 It is advisable to have a written term in the contract that restrains the employee from undertaking any work for a competitor, or competing directly against the employer, for the duration of employment. The contract clause should not be unenforceable as being in unreasonable restraint of trade and therefore contrary to public policy.
Even where there is clear breach of a term of the contract of employment, before dismissal occurs the employer must act fairly (i.e. carried out a proper investigation, have reasonable grounds for believing there was a breach of contract and given the employee a chance to explain).

iv. Employee Confidentiality Agreement : There is no need for a written contract clause as there is an implied duty on all employees not to disclose to third parties their employer’s confidential information and trade secrets obtained in the course of their employment.

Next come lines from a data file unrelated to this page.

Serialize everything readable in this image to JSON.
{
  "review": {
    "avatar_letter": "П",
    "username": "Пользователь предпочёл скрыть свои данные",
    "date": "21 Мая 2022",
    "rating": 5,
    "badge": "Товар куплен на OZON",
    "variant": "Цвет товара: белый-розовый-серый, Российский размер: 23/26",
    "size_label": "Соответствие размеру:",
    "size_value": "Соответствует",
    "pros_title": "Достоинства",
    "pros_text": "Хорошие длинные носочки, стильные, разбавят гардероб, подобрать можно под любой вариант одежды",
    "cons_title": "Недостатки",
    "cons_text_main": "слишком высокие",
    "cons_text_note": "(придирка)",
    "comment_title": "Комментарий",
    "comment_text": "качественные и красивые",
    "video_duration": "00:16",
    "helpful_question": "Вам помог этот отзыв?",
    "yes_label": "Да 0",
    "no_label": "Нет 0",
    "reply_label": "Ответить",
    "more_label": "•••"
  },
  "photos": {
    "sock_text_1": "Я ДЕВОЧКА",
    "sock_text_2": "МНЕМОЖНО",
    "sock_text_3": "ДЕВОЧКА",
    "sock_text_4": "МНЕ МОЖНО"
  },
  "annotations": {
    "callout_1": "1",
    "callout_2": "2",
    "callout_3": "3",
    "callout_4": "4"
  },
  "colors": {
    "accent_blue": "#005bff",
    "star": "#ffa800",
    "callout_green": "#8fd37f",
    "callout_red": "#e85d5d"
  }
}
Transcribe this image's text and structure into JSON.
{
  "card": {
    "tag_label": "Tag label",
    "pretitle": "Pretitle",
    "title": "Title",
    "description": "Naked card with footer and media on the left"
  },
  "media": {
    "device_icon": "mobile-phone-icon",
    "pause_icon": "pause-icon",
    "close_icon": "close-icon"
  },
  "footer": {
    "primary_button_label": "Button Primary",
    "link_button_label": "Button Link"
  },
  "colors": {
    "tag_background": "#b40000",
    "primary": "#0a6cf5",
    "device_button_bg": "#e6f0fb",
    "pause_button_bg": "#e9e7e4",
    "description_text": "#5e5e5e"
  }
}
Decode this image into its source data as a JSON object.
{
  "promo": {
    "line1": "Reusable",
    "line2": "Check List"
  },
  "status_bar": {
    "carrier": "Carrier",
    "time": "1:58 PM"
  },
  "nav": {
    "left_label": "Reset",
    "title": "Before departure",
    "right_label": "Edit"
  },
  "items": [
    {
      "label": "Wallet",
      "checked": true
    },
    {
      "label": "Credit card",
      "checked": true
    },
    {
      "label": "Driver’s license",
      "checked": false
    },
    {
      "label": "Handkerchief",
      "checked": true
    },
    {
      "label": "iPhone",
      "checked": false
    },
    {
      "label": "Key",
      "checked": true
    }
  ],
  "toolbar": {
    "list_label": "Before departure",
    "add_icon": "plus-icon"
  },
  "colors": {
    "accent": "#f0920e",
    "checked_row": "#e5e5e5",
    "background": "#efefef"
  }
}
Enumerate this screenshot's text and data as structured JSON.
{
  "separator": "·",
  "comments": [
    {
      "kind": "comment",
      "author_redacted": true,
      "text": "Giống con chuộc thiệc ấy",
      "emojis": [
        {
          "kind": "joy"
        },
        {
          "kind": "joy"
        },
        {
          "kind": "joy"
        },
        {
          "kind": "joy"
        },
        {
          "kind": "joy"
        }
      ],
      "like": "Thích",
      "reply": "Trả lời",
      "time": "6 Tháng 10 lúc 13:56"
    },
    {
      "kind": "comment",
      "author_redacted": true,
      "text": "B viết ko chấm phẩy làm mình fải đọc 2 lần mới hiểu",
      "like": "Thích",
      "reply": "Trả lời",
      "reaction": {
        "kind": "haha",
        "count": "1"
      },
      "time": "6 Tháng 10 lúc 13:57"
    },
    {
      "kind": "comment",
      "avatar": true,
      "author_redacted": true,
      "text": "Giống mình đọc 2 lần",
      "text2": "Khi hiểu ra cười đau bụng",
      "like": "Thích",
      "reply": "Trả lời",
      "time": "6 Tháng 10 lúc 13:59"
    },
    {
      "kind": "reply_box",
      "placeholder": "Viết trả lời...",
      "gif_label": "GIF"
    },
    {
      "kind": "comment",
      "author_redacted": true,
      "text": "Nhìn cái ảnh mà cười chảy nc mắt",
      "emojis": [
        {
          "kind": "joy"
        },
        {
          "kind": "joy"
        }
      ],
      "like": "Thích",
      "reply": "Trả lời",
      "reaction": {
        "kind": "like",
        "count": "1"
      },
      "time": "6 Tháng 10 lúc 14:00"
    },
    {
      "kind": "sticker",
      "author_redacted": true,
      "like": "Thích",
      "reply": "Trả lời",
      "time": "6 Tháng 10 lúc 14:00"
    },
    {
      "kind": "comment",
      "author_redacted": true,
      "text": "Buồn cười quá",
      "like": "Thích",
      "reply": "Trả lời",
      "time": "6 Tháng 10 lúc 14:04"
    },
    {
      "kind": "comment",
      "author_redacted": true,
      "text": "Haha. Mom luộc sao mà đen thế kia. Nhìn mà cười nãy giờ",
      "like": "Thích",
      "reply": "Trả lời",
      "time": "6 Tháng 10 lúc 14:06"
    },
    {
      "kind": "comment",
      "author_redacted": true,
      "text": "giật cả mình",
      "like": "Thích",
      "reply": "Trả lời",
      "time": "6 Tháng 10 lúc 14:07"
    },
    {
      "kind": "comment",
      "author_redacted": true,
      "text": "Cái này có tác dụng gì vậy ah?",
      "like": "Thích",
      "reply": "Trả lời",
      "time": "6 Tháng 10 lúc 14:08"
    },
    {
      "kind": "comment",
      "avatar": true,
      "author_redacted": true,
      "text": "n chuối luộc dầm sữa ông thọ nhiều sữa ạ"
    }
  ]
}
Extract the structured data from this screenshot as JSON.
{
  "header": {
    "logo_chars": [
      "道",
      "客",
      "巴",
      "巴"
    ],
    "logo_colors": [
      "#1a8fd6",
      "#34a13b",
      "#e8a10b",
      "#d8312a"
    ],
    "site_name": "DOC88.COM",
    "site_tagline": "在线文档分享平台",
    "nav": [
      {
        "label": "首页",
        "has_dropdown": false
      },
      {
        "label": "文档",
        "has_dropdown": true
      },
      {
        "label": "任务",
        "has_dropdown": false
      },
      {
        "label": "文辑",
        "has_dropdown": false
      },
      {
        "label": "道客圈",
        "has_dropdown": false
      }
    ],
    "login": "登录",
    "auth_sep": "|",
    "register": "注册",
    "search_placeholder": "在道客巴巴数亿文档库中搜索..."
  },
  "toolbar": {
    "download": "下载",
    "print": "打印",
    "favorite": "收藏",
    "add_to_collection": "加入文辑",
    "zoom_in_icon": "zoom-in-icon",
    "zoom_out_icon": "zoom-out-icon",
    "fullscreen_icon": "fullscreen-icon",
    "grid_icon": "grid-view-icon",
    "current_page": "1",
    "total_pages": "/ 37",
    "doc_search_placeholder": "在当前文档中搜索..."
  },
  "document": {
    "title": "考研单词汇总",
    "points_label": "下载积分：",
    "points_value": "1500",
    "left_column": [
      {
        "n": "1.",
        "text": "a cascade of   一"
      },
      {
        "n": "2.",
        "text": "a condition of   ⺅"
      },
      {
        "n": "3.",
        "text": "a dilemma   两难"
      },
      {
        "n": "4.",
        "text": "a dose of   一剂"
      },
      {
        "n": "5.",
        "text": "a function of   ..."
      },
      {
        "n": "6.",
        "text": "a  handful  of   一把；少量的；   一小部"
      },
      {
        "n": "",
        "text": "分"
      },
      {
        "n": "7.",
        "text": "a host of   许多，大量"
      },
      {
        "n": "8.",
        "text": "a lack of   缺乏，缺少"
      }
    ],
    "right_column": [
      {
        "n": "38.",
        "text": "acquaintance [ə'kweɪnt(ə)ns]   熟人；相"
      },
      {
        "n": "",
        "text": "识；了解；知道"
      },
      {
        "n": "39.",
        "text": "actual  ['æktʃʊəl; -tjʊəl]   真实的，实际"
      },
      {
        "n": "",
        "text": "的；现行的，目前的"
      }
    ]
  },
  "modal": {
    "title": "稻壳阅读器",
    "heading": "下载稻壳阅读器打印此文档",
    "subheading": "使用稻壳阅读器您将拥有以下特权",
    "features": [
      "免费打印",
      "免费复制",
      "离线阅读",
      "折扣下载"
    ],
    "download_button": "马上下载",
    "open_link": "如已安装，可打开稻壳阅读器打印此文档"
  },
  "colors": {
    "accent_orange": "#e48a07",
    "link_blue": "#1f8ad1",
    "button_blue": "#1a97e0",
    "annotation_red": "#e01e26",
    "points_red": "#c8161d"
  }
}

 A written contract clause may, however, have a strong deterrent effect and is useful if it specifies as precisely as possible what information the employer considers confidential (e.g. price to be charged for a new model of car). Information would not be confidential where it is already public knowledge, or easily obtainable from another source, or which forms part of an employee’s general “know-how” or “stock-in-trade”.

v. Restrictive Covenants in Employment Contracts: Generally, all contractual restraints on a former employee’s freedom to work where or for whom they please, are void as being in restraint of trade. If it can be shown the restraint clause is necessary to protect a legitimate interest of the employer, however, and is reasonable both in relation to the interests of both parties concerned and the interests of the public, it may be enforceable.

Forms of restraints commonly found in employment contracts are clauses relating to confidentiality, non-competition and non-solicitation of the employer’s customers. Clauses prohibiting the poaching of other employees may also be included.
Restrictive covenants should be kept as narrow and specific as is necessary to protect the company’s interests in terms of the following...

• Subject matter (e.g. a salesman specialising in selling Mercedes cars may be restricted from selling those of another company, but not from selling new cheaper cars of other makes)

• Duration (e.g. restricted for no more than one year maximum from selling Mercedes cars)

• Geographical area (e.g. if the franchise only operates in Yorkshire, a prohibition extending beyond Yorkshire would be invalid).

If the employer breaches the contract of employment of the employee concerned (i.e. wrongful dismissal by dismissing without notice or insufficient notice, or in breach of the contractual disciplinary procedure, they cannot enforce a restrictive covenant. Summary dismissal for gross misconduct would not be wrongful dismissal.

Published: 24 Mar 2011

Comments

To ensure you are a real person signing up and to prevent automated signups (spamming) could we ask you to copy the letters and numbers shown below into the box.

(cAse SeNSItivE!)

There are no comments



Share this Article


Related Articles

Employment Law Downloads